In response to this article on The New Republic wherein the author, Amitai Etzioni, tries to convince me that virtual strip searches are good for me and you:
I say, not so fast!
Having recently endured a virtual strip search by inadvertently stepping into a shorter security line, I can tell you that facts aside, one does not feel one bit safer because of this technology. I am a 66 year old grandmother with auburn hair and blue eyes. I am most likely not ever going to wear exploding underwear. As I stood under a black arc of metal in front of hundreds of other people and I raised my arms overhead and placed my feet wide apart so the machine could decode my body felt totally invasive.
Then I was instructed to take my place on a “holding” mat until some unseen Reader verified I was not a threat to my fellow passengers. All of this and I STILL had to remove my shoes, jacket and scarf before entering into the scanner! The process took at least twice as long as the normal security screening.
Despite all the indignity and delay, I am not convinced that some enterprising terrorist could not circumvent all this by simply going through a non-Xray security line. Or, by just being more clever than our technology. The issue is not privacy per se, but more of “Who do we think we are fooling?”
It just feels like more of the same: closing the barn door after the horses have all broken out and damaged the garden. Seriously, I am well aware of the risks hijackers and bombers pose. I have to ask myself are there any security measures we devise that are not subject to breaking by those who wish to harm us? Those who wish to will find a way: hijackers use box cutters so now you have to leave your nail clippers at home, explosives in shoes (make all passengers remove their foot ware), bombs in jockey shorts (x-ray everyone), bomb components in toothpaste tubes and shampoo bottles (toiletries all under 2 ounces and fit in a quart baggie), and so on and so on.

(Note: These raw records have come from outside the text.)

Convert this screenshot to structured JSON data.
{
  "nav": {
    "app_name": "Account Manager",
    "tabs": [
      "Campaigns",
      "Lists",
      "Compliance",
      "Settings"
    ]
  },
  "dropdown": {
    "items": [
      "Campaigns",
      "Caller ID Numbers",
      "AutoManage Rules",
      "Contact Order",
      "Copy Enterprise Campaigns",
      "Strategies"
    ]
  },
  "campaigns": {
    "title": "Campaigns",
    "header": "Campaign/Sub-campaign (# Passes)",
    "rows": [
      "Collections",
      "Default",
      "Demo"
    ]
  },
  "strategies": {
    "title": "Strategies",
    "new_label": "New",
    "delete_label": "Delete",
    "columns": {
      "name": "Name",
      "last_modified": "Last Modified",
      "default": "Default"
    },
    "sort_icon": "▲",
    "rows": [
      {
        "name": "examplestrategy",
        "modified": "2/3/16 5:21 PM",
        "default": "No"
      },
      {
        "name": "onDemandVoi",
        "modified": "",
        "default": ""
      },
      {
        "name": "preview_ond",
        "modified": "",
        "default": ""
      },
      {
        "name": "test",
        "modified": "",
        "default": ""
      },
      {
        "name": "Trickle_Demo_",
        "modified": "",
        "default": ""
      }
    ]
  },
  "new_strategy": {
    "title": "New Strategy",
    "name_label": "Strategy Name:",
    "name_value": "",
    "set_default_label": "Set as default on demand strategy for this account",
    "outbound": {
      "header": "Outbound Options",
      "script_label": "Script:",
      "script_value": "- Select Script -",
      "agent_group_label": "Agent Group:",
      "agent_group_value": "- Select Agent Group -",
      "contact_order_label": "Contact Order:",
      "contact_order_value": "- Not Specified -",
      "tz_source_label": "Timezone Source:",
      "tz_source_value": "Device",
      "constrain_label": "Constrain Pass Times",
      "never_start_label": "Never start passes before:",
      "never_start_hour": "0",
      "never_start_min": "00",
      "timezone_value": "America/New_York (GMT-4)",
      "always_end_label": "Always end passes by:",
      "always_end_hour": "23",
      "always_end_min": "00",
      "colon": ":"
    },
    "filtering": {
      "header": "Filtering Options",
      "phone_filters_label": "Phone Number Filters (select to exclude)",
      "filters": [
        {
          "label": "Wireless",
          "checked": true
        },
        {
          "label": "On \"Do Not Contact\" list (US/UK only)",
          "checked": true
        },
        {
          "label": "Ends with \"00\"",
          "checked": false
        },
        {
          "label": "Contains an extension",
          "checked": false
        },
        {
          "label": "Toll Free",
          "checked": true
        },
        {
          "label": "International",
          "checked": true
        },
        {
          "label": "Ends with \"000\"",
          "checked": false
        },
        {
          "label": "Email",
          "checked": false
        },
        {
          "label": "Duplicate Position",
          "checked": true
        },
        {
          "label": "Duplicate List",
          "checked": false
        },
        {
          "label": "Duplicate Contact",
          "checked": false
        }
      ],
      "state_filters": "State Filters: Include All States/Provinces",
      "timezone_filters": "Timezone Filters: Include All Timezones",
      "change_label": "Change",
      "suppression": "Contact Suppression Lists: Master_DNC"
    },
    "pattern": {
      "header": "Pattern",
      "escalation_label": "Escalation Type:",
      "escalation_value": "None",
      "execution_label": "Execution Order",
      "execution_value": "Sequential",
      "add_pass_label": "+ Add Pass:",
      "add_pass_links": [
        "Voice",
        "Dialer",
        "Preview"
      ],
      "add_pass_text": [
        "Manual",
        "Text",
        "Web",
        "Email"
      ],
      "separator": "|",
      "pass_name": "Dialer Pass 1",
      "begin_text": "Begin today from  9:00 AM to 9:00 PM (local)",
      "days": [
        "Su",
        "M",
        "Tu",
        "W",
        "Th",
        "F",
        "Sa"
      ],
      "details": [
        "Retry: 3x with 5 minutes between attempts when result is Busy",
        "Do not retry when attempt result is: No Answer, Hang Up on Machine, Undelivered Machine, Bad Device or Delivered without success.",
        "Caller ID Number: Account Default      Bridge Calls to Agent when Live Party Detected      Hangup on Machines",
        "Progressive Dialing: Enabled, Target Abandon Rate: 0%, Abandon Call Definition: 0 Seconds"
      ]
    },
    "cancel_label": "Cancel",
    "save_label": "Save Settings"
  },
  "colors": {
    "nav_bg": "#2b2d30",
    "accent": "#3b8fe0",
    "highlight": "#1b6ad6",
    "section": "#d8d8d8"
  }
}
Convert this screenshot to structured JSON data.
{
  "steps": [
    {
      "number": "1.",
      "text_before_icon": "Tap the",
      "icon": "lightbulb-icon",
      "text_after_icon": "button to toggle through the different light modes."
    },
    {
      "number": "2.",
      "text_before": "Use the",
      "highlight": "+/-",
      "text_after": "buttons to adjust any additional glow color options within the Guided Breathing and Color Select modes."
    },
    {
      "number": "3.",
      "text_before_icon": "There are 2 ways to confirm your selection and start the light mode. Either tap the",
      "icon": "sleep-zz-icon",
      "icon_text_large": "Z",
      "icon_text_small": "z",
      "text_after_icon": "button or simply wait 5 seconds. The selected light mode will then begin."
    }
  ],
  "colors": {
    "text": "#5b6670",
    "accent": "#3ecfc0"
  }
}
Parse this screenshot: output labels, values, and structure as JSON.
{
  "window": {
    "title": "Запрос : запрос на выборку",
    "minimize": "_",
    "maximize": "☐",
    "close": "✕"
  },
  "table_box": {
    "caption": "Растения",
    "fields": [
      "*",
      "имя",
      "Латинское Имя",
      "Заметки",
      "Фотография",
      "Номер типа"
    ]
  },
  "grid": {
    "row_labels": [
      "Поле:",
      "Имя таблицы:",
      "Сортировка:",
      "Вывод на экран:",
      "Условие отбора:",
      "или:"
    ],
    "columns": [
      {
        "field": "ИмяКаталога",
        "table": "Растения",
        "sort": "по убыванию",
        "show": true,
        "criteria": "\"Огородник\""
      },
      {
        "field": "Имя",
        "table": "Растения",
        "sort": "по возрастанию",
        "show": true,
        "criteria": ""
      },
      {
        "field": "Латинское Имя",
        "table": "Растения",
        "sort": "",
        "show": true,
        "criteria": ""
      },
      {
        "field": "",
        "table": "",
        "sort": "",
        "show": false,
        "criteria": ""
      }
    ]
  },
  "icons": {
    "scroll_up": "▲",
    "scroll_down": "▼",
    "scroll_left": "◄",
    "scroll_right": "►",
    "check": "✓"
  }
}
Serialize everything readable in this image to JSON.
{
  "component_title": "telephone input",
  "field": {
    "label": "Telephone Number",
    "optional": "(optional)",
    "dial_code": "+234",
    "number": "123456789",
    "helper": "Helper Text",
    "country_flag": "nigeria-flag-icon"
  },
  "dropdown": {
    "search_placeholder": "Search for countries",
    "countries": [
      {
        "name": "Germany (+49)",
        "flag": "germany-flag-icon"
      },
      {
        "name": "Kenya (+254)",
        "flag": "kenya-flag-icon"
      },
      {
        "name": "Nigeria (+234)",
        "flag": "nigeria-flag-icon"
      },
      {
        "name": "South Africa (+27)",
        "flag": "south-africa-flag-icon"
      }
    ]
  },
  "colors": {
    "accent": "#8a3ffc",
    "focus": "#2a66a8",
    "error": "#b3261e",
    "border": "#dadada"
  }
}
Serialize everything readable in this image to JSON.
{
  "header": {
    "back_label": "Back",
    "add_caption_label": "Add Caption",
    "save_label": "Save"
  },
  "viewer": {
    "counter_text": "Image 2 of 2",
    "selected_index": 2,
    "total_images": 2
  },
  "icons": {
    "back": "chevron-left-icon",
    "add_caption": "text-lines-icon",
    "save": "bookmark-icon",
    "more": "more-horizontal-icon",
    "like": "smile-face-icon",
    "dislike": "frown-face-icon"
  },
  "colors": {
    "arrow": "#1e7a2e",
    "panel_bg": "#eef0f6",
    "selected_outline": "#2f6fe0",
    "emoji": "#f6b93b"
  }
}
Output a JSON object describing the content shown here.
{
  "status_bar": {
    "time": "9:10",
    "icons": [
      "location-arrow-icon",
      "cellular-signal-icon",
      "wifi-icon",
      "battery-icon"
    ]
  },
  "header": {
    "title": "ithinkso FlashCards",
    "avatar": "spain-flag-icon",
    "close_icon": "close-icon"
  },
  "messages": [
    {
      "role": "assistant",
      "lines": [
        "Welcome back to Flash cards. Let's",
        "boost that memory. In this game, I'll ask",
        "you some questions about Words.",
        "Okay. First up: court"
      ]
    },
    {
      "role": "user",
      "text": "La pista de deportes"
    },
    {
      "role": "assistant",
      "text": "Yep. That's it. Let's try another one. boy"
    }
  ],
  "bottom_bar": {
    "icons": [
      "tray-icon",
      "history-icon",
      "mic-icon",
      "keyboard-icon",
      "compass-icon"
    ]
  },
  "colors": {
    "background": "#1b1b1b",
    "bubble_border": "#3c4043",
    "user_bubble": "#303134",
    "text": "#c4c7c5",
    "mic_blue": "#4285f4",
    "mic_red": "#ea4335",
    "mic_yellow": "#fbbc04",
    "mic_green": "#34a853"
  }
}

The world is not a safe place. Never has been, never wil be. Scanning grandmas will make us all “feel” safer, however. And, that is what is important, isn’t it?